** Opening The data block **
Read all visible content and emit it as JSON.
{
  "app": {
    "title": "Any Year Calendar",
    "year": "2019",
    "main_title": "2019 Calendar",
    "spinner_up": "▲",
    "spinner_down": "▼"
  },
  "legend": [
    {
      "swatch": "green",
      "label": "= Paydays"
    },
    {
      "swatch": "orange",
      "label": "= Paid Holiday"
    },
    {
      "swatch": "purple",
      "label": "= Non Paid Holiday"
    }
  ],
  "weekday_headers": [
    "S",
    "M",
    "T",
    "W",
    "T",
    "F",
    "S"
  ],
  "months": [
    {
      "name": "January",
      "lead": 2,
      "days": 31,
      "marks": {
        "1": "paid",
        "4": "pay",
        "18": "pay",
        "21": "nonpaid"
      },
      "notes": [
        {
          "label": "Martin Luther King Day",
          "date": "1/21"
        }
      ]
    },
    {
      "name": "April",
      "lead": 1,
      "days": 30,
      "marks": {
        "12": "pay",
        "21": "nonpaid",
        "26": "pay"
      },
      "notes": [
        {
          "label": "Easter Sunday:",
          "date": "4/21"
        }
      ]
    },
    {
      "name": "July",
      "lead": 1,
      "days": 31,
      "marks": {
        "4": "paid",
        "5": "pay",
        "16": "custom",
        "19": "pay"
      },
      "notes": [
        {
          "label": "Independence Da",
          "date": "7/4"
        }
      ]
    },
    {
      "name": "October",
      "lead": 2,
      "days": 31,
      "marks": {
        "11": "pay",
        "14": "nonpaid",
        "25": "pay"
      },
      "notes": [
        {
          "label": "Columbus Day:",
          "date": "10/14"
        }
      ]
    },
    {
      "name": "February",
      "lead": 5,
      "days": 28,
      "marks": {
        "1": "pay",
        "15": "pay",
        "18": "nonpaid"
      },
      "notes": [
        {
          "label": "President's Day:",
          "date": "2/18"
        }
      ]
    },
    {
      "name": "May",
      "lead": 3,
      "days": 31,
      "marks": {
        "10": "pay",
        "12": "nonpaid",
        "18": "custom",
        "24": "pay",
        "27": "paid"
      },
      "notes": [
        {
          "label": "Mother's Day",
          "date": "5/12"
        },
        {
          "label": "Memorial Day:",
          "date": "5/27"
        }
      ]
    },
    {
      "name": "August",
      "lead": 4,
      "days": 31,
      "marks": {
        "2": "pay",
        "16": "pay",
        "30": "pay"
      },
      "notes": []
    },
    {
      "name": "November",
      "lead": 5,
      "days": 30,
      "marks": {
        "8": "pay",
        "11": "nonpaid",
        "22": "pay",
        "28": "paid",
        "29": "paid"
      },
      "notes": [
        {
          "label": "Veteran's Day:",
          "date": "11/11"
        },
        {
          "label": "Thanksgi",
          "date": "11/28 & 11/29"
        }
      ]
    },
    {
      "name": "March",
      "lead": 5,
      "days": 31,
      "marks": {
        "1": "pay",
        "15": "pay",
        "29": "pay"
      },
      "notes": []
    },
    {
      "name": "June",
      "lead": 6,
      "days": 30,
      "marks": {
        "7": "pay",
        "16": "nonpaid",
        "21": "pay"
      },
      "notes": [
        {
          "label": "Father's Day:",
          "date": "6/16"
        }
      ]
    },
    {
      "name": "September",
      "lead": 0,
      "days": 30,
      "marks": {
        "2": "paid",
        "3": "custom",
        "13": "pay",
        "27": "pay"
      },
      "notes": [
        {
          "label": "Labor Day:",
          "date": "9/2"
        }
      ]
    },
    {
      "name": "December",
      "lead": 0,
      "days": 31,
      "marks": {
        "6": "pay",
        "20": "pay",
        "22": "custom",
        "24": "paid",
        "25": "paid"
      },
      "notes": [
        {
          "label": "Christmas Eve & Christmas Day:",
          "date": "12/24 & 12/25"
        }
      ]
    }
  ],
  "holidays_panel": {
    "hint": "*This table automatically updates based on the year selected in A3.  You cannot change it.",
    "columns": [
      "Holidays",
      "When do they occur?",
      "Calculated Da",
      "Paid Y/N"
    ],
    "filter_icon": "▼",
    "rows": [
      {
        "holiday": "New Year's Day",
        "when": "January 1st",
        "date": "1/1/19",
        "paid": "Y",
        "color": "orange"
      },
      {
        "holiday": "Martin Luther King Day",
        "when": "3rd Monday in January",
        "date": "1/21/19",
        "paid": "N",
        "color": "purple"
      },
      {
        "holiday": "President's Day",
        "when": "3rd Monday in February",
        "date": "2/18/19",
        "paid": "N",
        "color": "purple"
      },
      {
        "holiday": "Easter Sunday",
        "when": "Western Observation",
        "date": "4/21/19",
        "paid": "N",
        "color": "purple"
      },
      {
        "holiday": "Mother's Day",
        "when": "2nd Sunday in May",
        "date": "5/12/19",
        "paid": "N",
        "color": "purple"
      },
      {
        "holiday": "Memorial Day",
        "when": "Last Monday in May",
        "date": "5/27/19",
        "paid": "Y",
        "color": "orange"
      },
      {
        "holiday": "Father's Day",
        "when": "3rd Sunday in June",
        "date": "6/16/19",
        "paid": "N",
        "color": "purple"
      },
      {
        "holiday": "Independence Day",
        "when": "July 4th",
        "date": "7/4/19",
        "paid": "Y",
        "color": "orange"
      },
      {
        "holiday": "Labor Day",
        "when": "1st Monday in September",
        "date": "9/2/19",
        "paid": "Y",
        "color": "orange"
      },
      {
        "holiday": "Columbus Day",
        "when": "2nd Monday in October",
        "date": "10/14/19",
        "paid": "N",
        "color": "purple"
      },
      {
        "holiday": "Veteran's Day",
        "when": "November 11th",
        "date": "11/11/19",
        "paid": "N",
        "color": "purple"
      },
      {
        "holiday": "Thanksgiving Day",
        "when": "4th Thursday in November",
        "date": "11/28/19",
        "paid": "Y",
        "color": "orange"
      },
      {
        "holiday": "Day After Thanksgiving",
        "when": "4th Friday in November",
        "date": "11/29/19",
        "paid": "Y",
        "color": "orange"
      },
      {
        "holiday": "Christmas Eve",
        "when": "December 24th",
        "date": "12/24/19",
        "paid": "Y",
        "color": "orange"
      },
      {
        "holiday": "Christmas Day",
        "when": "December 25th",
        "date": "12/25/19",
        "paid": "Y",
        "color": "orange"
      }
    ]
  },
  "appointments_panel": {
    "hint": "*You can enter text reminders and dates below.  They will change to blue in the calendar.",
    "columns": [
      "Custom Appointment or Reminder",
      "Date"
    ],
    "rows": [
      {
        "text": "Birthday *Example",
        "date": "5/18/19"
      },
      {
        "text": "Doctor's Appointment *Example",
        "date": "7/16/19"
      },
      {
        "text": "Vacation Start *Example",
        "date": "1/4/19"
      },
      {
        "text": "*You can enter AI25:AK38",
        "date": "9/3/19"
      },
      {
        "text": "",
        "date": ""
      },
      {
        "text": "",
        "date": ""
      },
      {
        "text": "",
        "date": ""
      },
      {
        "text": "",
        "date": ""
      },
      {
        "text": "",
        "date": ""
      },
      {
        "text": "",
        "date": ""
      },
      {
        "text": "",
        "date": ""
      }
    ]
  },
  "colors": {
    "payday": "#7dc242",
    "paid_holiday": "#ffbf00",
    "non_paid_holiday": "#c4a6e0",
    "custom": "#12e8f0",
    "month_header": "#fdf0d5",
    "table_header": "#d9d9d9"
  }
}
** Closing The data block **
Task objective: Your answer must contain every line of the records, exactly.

Exercise solution:
Read all visible content and emit it as JSON.
{
  "app": {
    "title": "Any Year Calendar",
    "year": "2019",
    "main_title": "2019 Calendar",
    "spinner_up": "▲",
    "spinner_down": "▼"
  },
  "legend": [
    {
      "swatch": "green",
      "label": "= Paydays"
    },
    {
      "swatch": "orange",
      "label": "= Paid Holiday"
    },
    {
      "swatch": "purple",
      "label": "= Non Paid Holiday"
    }
  ],
  "weekday_headers": [
    "S",
    "M",
    "T",
    "W",
    "T",
    "F",
    "S"
  ],
  "months": [
    {
      "name": "January",
      "lead": 2,
      "days": 31,
      "marks": {
        "1": "paid",
        "4": "pay",
        "18": "pay",
        "21": "nonpaid"
      },
      "notes": [
        {
          "label": "Martin Luther King Day",
          "date": "1/21"
        }
      ]
    },
    {
      "name": "April",
      "lead": 1,
      "days": 30,
      "marks": {
        "12": "pay",
        "21": "nonpaid",
        "26": "pay"
      },
      "notes": [
        {
          "label": "Easter Sunday:",
          "date": "4/21"
        }
      ]
    },
    {
      "name": "July",
      "lead": 1,
      "days": 31,
      "marks": {
        "4": "paid",
        "5": "pay",
        "16": "custom",
        "19": "pay"
      },
      "notes": [
        {
          "label": "Independence Da",
          "date": "7/4"
        }
      ]
    },
    {
      "name": "October",
      "lead": 2,
      "days": 31,
      "marks": {
        "11": "pay",
        "14": "nonpaid",
        "25": "pay"
      },
      "notes": [
        {
          "label": "Columbus Day:",
          "date": "10/14"
        }
      ]
    },
    {
      "name": "February",
      "lead": 5,
      "days": 28,
      "marks": {
        "1": "pay",
        "15": "pay",
        "18": "nonpaid"
      },
      "notes": [
        {
          "label": "President's Day:",
          "date": "2/18"
        }
      ]
    },
    {
      "name": "May",
      "lead": 3,
      "days": 31,
      "marks": {
        "10": "pay",
        "12": "nonpaid",
        "18": "custom",
        "24": "pay",
        "27": "paid"
      },
      "notes": [
        {
          "label": "Mother's Day",
          "date": "5/12"
        },
        {
          "label": "Memorial Day:",
          "date": "5/27"
        }
      ]
    },
    {
      "name": "August",
      "lead": 4,
      "days": 31,
      "marks": {
        "2": "pay",
        "16": "pay",
        "30": "pay"
      },
      "notes": []
    },
    {
      "name": "November",
      "lead": 5,
      "days": 30,
      "marks": {
        "8": "pay",
        "11": "nonpaid",
        "22": "pay",
        "28": "paid",
        "29": "paid"
      },
      "notes": [
        {
          "label": "Veteran's Day:",
          "date": "11/11"
        },
        {
          "label": "Thanksgi",
          "date": "11/28 & 11/29"
        }
      ]
    },
    {
      "name": "March",
      "lead": 5,
      "days": 31,
      "marks": {
        "1": "pay",
        "15": "pay",
        "29": "pay"
      },
      "notes": []
    },
    {
      "name": "June",
      "lead": 6,
      "days": 30,
      "marks": {
        "7": "pay",
        "16": "nonpaid",
        "21": "pay"
      },
      "notes": [
        {
          "label": "Father's Day:",
          "date": "6/16"
        }
      ]
    },
    {
      "name": "September",
      "lead": 0,
      "days": 30,
      "marks": {
        "2": "paid",
        "3": "custom",
        "13": "pay",
        "27": "pay"
      },
      "notes": [
        {
          "label": "Labor Day:",
          "date": "9/2"
        }
      ]
    },
    {
      "name": "December",
      "lead": 0,
      "days": 31,
      "marks": {
        "6": "pay",
        "20": "pay",
        "22": "custom",
        "24": "paid",
        "25": "paid"
      },
      "notes": [
        {
          "label": "Christmas Eve & Christmas Day:",
          "date": "12/24 & 12/25"
        }
      ]
    }
  ],
  "holidays_panel": {
    "hint": "*This table automatically updates based on the year selected in A3.  You cannot change it.",
    "columns": [
      "Holidays",
      "When do they occur?",
      "Calculated Da",
      "Paid Y/N"
    ],
    "filter_icon": "▼",
    "rows": [
      {
        "holiday": "New Year's Day",
        "when": "January 1st",
        "date": "1/1/19",
        "paid": "Y",
        "color": "orange"
      },
      {
        "holiday": "Martin Luther King Day",
        "when": "3rd Monday in January",
        "date": "1/21/19",
        "paid": "N",
        "color": "purple"
      },
      {
        "holiday": "President's Day",
        "when": "3rd Monday in February",
        "date": "2/18/19",
        "paid": "N",
        "color": "purple"
      },
      {
        "holiday": "Easter Sunday",
        "when": "Western Observation",
        "date": "4/21/19",
        "paid": "N",
        "color": "purple"
      },
      {
        "holiday": "Mother's Day",
        "when": "2nd Sunday in May",
        "date": "5/12/19",
        "paid": "N",
        "color": "purple"
      },
      {
        "holiday": "Memorial Day",
        "when": "Last Monday in May",
        "date": "5/27/19",
        "paid": "Y",
        "color": "orange"
      },
      {
        "holiday": "Father's Day",
        "when": "3rd Sunday in June",
        "date": "6/16/19",
        "paid": "N",
        "color": "purple"
      },
      {
        "holiday": "Independence Day",
        "when": "July 4th",
        "date": "7/4/19",
        "paid": "Y",
        "color": "orange"
      },
      {
        "holiday": "Labor Day",
        "when": "1st Monday in September",
        "date": "9/2/19",
        "paid": "Y",
        "color": "orange"
      },
      {
        "holiday": "Columbus Day",
        "when": "2nd Monday in October",
        "date": "10/14/19",
        "paid": "N",
        "color": "purple"
      },
      {
        "holiday": "Veteran's Day",
        "when": "November 11th",
        "date": "11/11/19",
        "paid": "N",
        "color": "purple"
      },
      {
        "holiday": "Thanksgiving Day",
        "when": "4th Thursday in November",
        "date": "11/28/19",
        "paid": "Y",
        "color": "orange"
      },
      {
        "holiday": "Day After Thanksgiving",
        "when": "4th Friday in November",
        "date": "11/29/19",
        "paid": "Y",
        "color": "orange"
      },
      {
        "holiday": "Christmas Eve",
        "when": "December 24th",
        "date": "12/24/19",
        "paid": "Y",
        "color": "orange"
      },
      {
        "holiday": "Christmas Day",
        "when": "December 25th",
        "date": "12/25/19",
        "paid": "Y",
        "color": "orange"
      }
    ]
  },
  "appointments_panel": {
    "hint": "*You can enter text reminders and dates below.  They will change to blue in the calendar.",
    "columns": [
      "Custom Appointment or Reminder",
      "Date"
    ],
    "rows": [
      {
        "text": "Birthday *Example",
        "date": "5/18/19"
      },
      {
        "text": "Doctor's Appointment *Example",
        "date": "7/16/19"
      },
      {
        "text": "Vacation Start *Example",
        "date": "1/4/19"
      },
      {
        "text": "*You can enter AI25:AK38",
        "date": "9/3/19"
      },
      {
        "text": "",
        "date": ""
      },
      {
        "text": "",
        "date": ""
      },
      {
        "text": "",
        "date": ""
      },
      {
        "text": "",
        "date": ""
      },
      {
        "text": "",
        "date": ""
      },
      {
        "text": "",
        "date": ""
      },
      {
        "text": "",
        "date": ""
      }
    ]
  },
  "colors": {
    "payday": "#7dc242",
    "paid_holiday": "#ffbf00",
    "non_paid_holiday": "#c4a6e0",
    "custom": "#12e8f0",
    "month_header": "#fdf0d5",
    "table_header": "#d9d9d9"
  }
}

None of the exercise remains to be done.